_Directions for this task_
Report the number of lines in the records below that hold "Probes", and leave out everything else.
-- Excerpted data follows --
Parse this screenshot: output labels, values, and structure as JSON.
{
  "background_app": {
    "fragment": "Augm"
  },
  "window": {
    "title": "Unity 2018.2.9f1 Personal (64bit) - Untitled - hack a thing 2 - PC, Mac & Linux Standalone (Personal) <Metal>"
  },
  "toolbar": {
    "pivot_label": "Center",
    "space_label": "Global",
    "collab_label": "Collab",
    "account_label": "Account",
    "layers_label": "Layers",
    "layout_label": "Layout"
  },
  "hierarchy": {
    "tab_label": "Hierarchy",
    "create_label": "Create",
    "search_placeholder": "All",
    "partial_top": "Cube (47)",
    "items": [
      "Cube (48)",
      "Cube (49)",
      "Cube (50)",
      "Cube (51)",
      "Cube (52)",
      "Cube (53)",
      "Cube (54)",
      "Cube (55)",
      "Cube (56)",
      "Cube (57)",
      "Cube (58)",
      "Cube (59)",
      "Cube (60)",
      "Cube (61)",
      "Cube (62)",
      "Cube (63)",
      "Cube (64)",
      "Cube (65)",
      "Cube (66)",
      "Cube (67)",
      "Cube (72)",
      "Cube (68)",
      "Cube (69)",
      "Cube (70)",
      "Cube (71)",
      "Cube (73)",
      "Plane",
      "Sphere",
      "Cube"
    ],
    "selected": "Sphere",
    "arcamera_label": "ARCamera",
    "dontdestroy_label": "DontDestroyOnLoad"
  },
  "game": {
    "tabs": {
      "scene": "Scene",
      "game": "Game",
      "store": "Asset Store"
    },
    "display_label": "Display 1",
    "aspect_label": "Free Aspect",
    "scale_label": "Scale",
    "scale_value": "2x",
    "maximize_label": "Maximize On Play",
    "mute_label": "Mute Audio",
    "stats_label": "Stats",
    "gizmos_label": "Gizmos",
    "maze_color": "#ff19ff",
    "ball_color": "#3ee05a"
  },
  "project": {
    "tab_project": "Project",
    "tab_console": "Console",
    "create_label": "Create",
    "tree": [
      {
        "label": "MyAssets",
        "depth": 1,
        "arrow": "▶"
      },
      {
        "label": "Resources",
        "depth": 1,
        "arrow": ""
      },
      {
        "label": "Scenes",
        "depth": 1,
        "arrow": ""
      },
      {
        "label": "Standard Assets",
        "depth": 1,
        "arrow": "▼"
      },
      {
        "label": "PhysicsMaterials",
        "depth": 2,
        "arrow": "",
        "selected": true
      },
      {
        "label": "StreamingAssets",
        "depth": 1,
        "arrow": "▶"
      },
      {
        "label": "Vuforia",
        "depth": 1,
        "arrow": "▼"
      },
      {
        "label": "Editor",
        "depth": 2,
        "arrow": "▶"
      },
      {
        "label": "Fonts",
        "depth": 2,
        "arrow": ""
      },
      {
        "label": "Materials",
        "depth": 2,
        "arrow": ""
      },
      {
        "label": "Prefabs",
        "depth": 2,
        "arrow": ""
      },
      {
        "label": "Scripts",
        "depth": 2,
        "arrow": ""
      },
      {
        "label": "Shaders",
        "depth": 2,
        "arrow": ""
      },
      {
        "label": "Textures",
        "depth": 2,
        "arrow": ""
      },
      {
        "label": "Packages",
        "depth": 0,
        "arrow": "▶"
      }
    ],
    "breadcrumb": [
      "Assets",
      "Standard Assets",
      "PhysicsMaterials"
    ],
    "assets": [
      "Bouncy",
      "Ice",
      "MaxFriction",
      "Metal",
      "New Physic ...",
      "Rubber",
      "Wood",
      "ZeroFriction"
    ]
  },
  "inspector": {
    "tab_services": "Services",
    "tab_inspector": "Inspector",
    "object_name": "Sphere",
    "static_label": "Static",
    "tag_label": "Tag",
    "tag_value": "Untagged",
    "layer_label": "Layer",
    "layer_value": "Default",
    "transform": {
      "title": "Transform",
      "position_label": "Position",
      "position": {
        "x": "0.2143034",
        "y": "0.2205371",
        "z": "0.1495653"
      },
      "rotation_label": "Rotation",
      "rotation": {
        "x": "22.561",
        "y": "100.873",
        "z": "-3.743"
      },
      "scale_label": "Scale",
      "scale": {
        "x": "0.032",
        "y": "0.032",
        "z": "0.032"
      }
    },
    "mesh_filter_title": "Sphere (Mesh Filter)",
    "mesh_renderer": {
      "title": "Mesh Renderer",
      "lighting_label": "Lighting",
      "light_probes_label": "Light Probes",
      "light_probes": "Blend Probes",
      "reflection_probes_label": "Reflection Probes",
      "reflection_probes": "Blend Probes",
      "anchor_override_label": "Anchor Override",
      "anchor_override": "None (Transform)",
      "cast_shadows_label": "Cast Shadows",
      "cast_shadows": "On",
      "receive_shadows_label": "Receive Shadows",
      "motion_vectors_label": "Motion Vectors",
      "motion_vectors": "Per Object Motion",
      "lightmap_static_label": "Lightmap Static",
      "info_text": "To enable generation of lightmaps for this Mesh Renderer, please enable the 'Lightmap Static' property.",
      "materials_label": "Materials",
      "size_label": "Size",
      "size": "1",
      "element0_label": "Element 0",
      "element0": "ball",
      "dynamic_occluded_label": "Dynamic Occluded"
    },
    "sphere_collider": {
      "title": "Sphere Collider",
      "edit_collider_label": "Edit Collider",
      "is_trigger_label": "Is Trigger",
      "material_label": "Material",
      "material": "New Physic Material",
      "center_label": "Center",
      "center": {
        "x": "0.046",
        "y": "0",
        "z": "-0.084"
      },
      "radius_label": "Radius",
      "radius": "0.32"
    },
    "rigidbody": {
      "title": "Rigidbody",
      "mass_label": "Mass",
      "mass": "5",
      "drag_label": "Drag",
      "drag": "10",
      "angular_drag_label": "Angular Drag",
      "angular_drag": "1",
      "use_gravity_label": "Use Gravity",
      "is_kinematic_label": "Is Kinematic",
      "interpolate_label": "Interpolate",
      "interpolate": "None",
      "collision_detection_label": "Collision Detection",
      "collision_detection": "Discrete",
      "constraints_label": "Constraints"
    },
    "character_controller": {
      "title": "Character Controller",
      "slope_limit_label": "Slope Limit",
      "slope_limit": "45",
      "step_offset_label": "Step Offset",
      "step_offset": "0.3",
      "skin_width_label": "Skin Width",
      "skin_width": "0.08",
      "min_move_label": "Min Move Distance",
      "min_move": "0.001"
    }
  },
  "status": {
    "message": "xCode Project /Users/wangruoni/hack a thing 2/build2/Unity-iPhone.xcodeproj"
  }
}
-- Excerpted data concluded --
_Your response_
4